Minnesota knows it needs to narrow an educational achievement gap that is among the worst in the nation, and many have been working hard on that challenge.
But now help is coming from an unexpected quarter. The University of St. Thomas, one of the premier Catholic higher learning institutions in the country, is stepping up in a way that could have enormous impact in coming years.
St. Thomas, which regularly attracts some of Minnesota’s best students, will open a new, two-year college in Fall 2017 that will be unlike anything this community has seen. Students who show promise but lack the foundation for college will be connected with mentors, tutors, health services, paid internships and life coaching that will prepare them to tackle rigorous upper division work, a four-year degree and, eventually, careers.
The approach is one that shows a deep thoughtfulness about hurdles some disadvantaged students face that go far beyond academics. Through generous donations and a strong commitment, St. Thomas will keep tuition low — less than half the normal amount and enough support that the neediest students will pay no more than $1,000 per year. That’s critical, since many low-income students fail to complete their degrees because they cannot afford tuition and related expenses.
Businessman Mike Dougherty is providing a significant amount of start-up money for what will be Dougherty Family College. That’s because he knows what it’s like to need a second chance. An orphan by 12, Dougherty washed out in his first college attempt. It wasn’t until after he’d done a stint in the Army, where they discovered his learning disability and taught him to cope with it, that Dougherty felt prepared to try again. St. Thomas, he said, gave him that chance, and now he is determined to provide it for others.
“We want to do this right,” Dougherty said. “Every student will get a mentor, a computer, a bus pass, two meals a day. We’ll have a nurse on staff.” Students’ days will start with a leadership development class, and one day a week they’ll work at corporate internships designed to offer both pay and opportunities.
But it will take help from a generous community to ensure the success of this experiment. St. Thomas President Julie Sullivan says donors will be asked to contribute, and corporations will be asked to provide the internships.

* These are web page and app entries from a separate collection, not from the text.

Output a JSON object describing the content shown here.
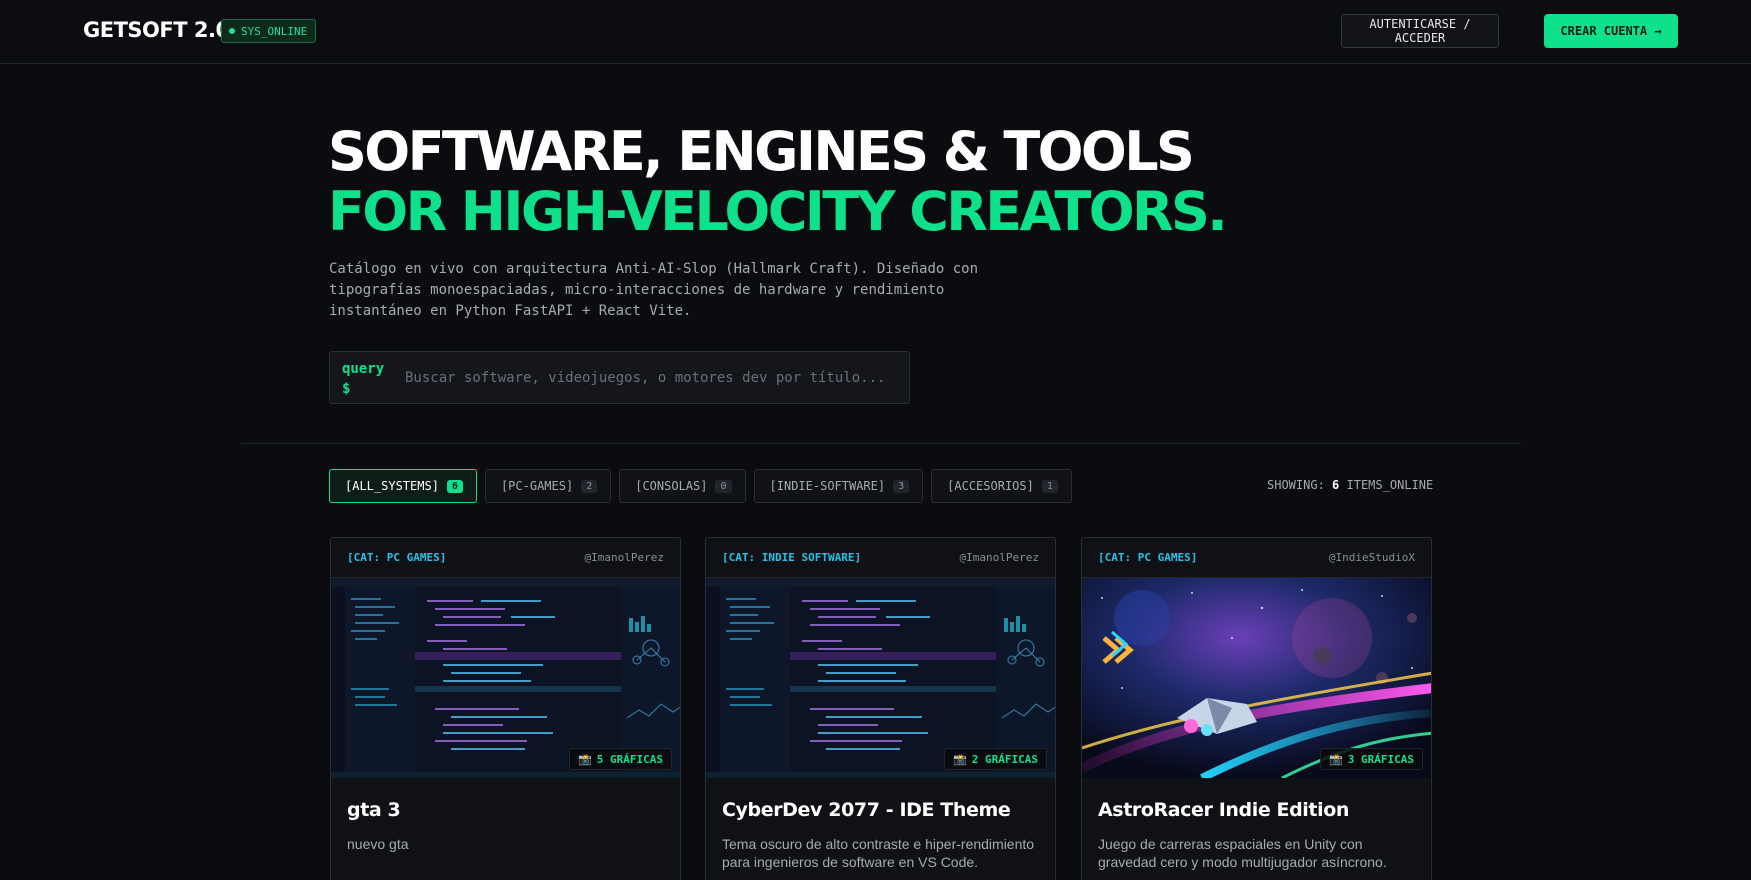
{
  "nav": {
    "logo": "GETSOFT 2.0",
    "status": "SYS_ONLINE",
    "login_label": "AUTENTICARSE / ACCEDER",
    "create_label": "CREAR CUENTA →"
  },
  "hero": {
    "title_line1": "SOFTWARE, ENGINES & TOOLS",
    "title_line2": "FOR HIGH-VELOCITY CREATORS.",
    "description": "Catálogo en vivo con arquitectura Anti-AI-Slop (Hallmark Craft). Diseñado con tipografías monoespaciadas, micro-interacciones de hardware y rendimiento instantáneo en Python FastAPI + React Vite."
  },
  "search": {
    "prompt_line1": "query",
    "prompt_line2": "$",
    "placeholder": "Buscar software, videojuegos, o motores dev por título...",
    "value": ""
  },
  "filters": [
    {
      "label": "[ALL_SYSTEMS]",
      "count": "6",
      "active": true
    },
    {
      "label": "[PC-GAMES]",
      "count": "2",
      "active": false
    },
    {
      "label": "[CONSOLAS]",
      "count": "0",
      "active": false
    },
    {
      "label": "[INDIE-SOFTWARE]",
      "count": "3",
      "active": false
    },
    {
      "label": "[ACCESORIOS]",
      "count": "1",
      "active": false
    }
  ],
  "showing": {
    "prefix": "SHOWING:",
    "count": "6",
    "suffix": "ITEMS_ONLINE"
  },
  "cards": [
    {
      "category": "[CAT: PC GAMES]",
      "author": "@ImanolPerez",
      "badge_icon": "📸",
      "badge": "5 GRÁFICAS",
      "title": "gta 3",
      "description": "nuevo gta",
      "thumb": "code-editor"
    },
    {
      "category": "[CAT: INDIE SOFTWARE]",
      "author": "@ImanolPerez",
      "badge_icon": "📸",
      "badge": "2 GRÁFICAS",
      "title": "CyberDev 2077 - IDE Theme",
      "description": "Tema oscuro de alto contraste e hiper-rendimiento para ingenieros de software en VS Code.",
      "thumb": "code-editor"
    },
    {
      "category": "[CAT: PC GAMES]",
      "author": "@IndieStudioX",
      "badge_icon": "📸",
      "badge": "3 GRÁFICAS",
      "title": "AstroRacer Indie Edition",
      "description": "Juego de carreras espaciales en Unity con gravedad cero y modo multijugador asíncrono.",
      "thumb": "space-racer"
    }
  ],
  "colors": {
    "accent": "#0fe08c",
    "category": "#22c3e8",
    "background": "#0b0c0f"
  }
}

“This has to break even,” Sullivan said. “We’re not intending to make money off this, but it has to be self-sustaining without draining resources from our other programs.” This is the chance for Tommie alums and others to show that a wraparound approach like this can help students in need reach their full potential.

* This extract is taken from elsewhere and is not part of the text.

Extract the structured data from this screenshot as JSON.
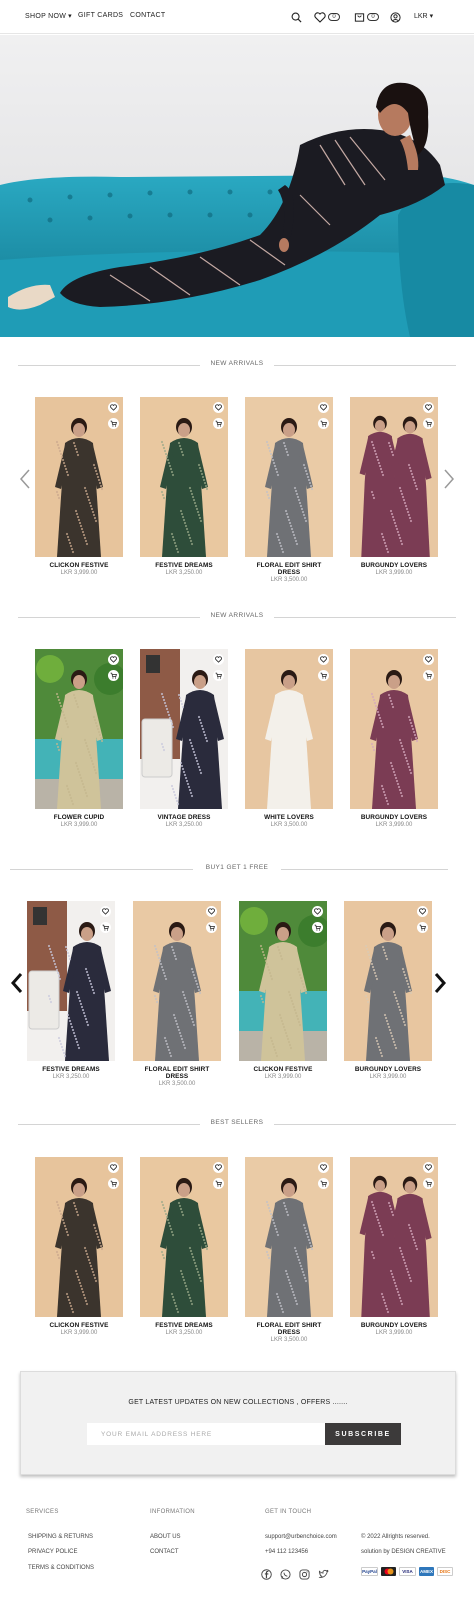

The 150 students admitted each year will have to work hard. The investment in them will be high and so will the expectations. But the chance to rewrite the story of their lives will be immeasurable.